Above all, it will ease pressure on the brewery, and scale back some cross-country transport. The initial design calls for capacity of up to 300,000 barrels, with room for expansion, and the added barrelage will accommodate wider production of seasonal beers as well as an expansion pale ale. Grossman said the brewery visited hundreds of potential sites before deciding on North Carolina.
Soon after Sierra Nevada’s announcement both New Belgium Brewing Co. and Oskar Blues Brewery announced they would be opening new facilities in the Tar Heel State.
“Sierra Nevada opening a brewing facility in North Carolina is another feather in the cap for the state’s already thriving beer community,” said Win Bassett, executive director of the state’s brewers guild. “Beer lovers already consider western North Carolina and the state at-large to be a craft beer destination and a producer of quality beer, and Sierra Nevada’s decision to join the brotherhood of brewers in North Carolina further strengthens our incredible community of brewers, wholesalers, vendors, retailers, and enthusiasts.”
Sierra Nevada East is scheduled to open in 2014.
A Lasting Legacy
Learning the value of each dollar in those early years is paying off today. Much of the company’s profits are returned to the brewery and help the business grow and those toys – important equipment really – that so impress wind up eventually contributing to the bottom line, which means more beer can be made, sold, and enjoyed.
A nature lover, Ken has filled the brewery with some of the most advanced green technology available and has been recognized around the globe for those efforts.
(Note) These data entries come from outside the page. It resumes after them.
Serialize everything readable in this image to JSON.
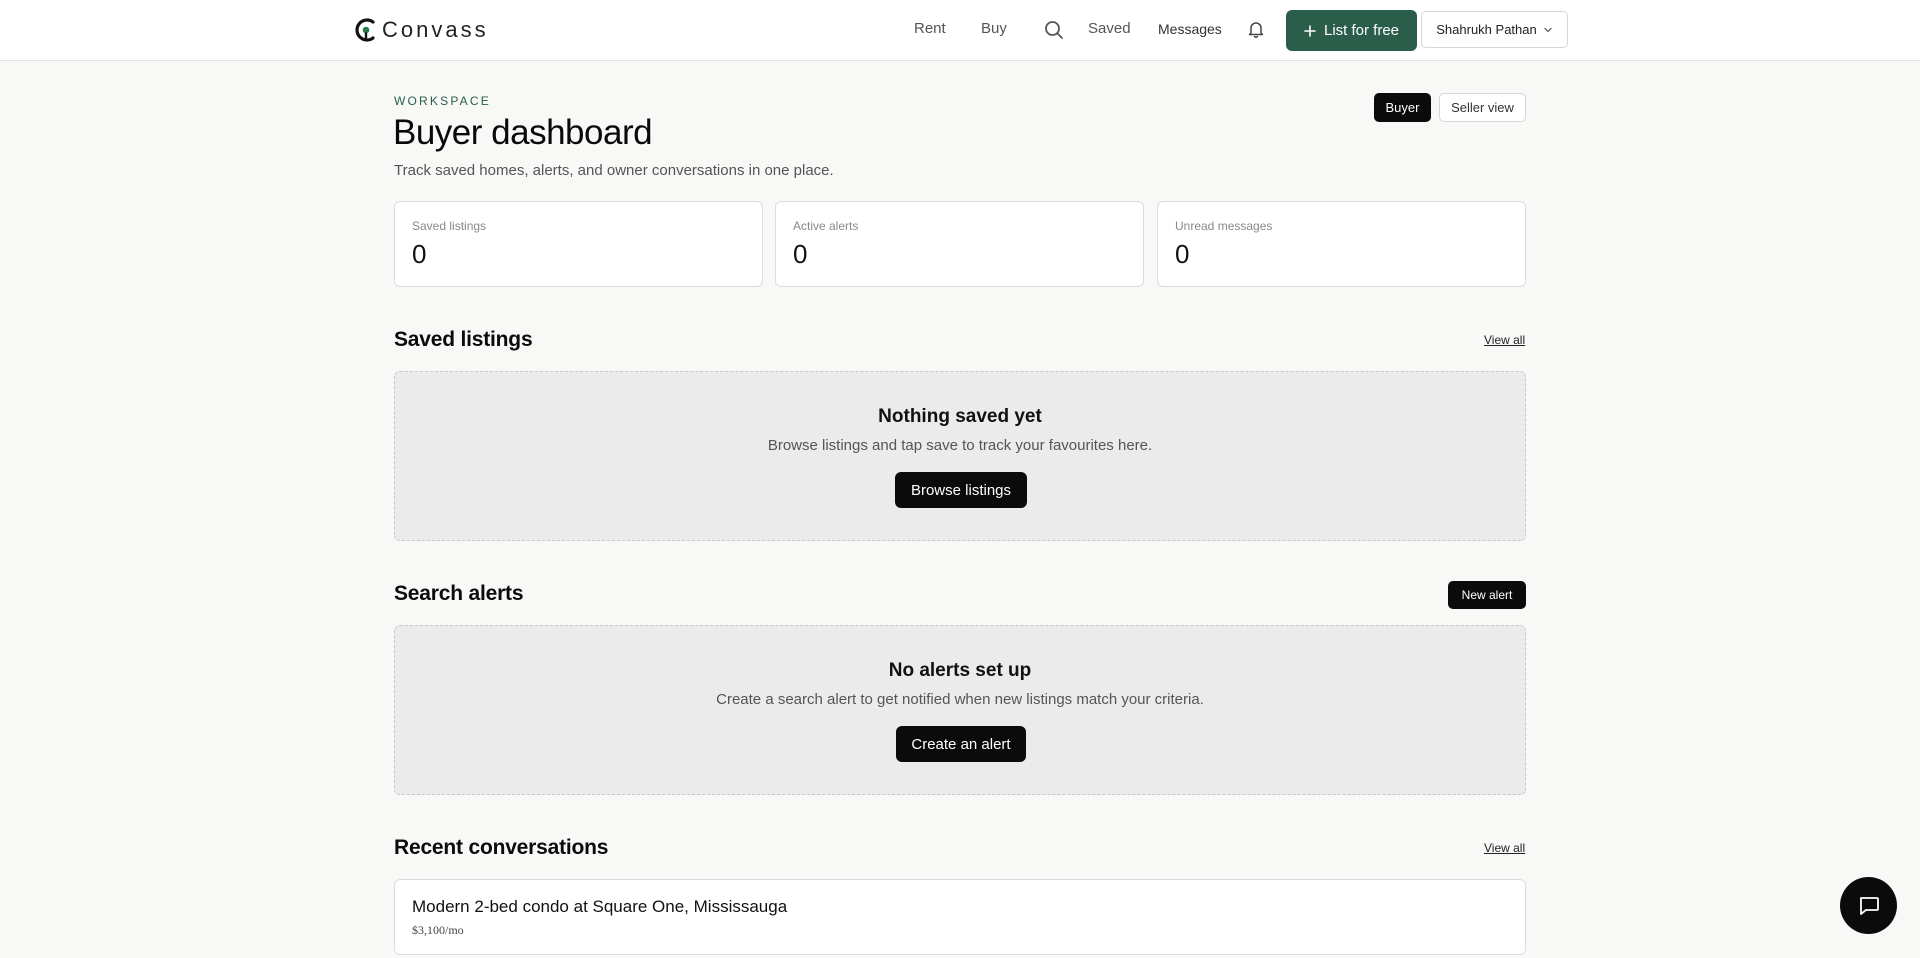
{
  "header": {
    "logo_text": "Convass",
    "nav": {
      "rent": "Rent",
      "buy": "Buy",
      "saved": "Saved",
      "messages": "Messages"
    },
    "list_button": "List for free",
    "user_name": "Shahrukh Pathan"
  },
  "page": {
    "eyebrow": "WORKSPACE",
    "title": "Buyer dashboard",
    "subtitle": "Track saved homes, alerts, and owner conversations in one place.",
    "view_toggle": {
      "buyer": "Buyer",
      "seller": "Seller view",
      "active": "Buyer"
    }
  },
  "stats": [
    {
      "label": "Saved listings",
      "value": "0"
    },
    {
      "label": "Active alerts",
      "value": "0"
    },
    {
      "label": "Unread messages",
      "value": "0"
    }
  ],
  "saved_listings": {
    "title": "Saved listings",
    "view_all": "View all",
    "empty_title": "Nothing saved yet",
    "empty_text": "Browse listings and tap save to track your favourites here.",
    "button": "Browse listings"
  },
  "search_alerts": {
    "title": "Search alerts",
    "new_alert": "New alert",
    "empty_title": "No alerts set up",
    "empty_text": "Create a search alert to get notified when new listings match your criteria.",
    "button": "Create an alert"
  },
  "conversations": {
    "title": "Recent conversations",
    "view_all": "View all",
    "items": [
      {
        "title": "Modern 2-bed condo at Square One, Mississauga",
        "price": "$3,100/mo"
      }
    ]
  },
  "colors": {
    "brand": "#2a5e4a",
    "dark": "#0b0b0b",
    "background": "#f8f8f7"
  }
}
He is philanthropic towards charities like the Boys and Girls Club of America, and to California State University Chico – that local institution of higher learning that he left those many years ago to start the brewery.
When Paul Camusi eventually left the company he sold his shares to Ken, making Sierra Nevada a family owned business and now Ken’s son, Brian, is slated to head up the new North Carolina operation, sending the company into its second generation.
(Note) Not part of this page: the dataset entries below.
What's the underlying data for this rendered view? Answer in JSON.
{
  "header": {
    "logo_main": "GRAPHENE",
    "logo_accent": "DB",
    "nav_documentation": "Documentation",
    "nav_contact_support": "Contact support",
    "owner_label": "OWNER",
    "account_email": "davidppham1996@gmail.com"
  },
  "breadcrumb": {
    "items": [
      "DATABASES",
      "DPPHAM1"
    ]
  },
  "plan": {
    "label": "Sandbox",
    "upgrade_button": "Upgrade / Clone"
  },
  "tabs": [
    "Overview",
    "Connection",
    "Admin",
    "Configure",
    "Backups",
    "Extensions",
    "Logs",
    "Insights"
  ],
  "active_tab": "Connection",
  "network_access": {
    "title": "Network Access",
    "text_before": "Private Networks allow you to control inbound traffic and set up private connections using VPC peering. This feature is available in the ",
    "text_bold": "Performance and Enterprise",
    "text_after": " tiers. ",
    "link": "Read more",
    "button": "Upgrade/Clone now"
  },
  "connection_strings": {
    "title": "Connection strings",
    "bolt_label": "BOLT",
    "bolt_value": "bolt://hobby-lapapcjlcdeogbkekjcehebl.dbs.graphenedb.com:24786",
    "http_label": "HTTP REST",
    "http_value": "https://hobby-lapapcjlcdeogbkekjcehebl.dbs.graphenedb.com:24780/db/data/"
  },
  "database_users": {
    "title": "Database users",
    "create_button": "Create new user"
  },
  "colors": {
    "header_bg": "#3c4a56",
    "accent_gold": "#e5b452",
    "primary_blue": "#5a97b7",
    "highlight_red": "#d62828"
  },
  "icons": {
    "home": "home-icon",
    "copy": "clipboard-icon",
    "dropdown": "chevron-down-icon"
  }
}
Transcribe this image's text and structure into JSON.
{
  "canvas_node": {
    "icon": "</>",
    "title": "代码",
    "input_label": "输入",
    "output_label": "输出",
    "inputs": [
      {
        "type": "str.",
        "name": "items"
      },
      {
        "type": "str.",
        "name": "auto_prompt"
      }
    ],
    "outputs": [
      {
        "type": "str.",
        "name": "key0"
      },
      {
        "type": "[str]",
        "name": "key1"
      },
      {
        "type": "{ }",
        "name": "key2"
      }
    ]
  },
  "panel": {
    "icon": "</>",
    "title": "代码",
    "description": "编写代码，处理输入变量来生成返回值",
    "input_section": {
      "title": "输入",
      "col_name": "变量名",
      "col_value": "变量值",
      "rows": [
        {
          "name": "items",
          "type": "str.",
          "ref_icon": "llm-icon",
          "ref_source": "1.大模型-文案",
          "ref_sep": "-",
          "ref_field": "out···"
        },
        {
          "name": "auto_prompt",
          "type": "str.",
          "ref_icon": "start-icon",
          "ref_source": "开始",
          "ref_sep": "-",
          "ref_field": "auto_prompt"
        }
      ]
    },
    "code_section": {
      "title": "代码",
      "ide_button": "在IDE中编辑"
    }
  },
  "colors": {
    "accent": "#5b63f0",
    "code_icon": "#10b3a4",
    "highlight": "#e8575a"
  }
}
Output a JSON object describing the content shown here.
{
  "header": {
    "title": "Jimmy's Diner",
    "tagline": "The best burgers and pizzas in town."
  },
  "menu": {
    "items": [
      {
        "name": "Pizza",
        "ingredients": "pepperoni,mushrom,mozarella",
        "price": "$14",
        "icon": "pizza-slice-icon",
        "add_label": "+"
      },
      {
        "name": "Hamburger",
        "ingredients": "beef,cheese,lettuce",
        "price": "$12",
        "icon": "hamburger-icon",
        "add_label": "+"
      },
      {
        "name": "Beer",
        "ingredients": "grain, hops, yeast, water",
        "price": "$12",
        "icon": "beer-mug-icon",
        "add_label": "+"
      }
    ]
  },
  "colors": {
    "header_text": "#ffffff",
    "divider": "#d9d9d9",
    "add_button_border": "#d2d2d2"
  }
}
Looking at the whole picture it’s no wonder that there are so many ardent fans of Sierra Nevada. Perhaps none more than the employees themselves. Ken demands a lot of the people who work for him: the hours are long, the tasks difficult yet it’s rare that people leave. In addition to competitive wages (even servers in the restaurant have health benefits) there is also onsite medial care and daycare. Those things alone would be enough to separate Sierra Nevada from many other operations, saying nothing about the beer.
Ken has come along way since those first days sneaking homebrew and he admits that when he thinks about it, where he is today is remarkable. However there is always tomorrow to think about.
“We’re going to continue to push boundaries,” Ken says, “it is part of who we are.”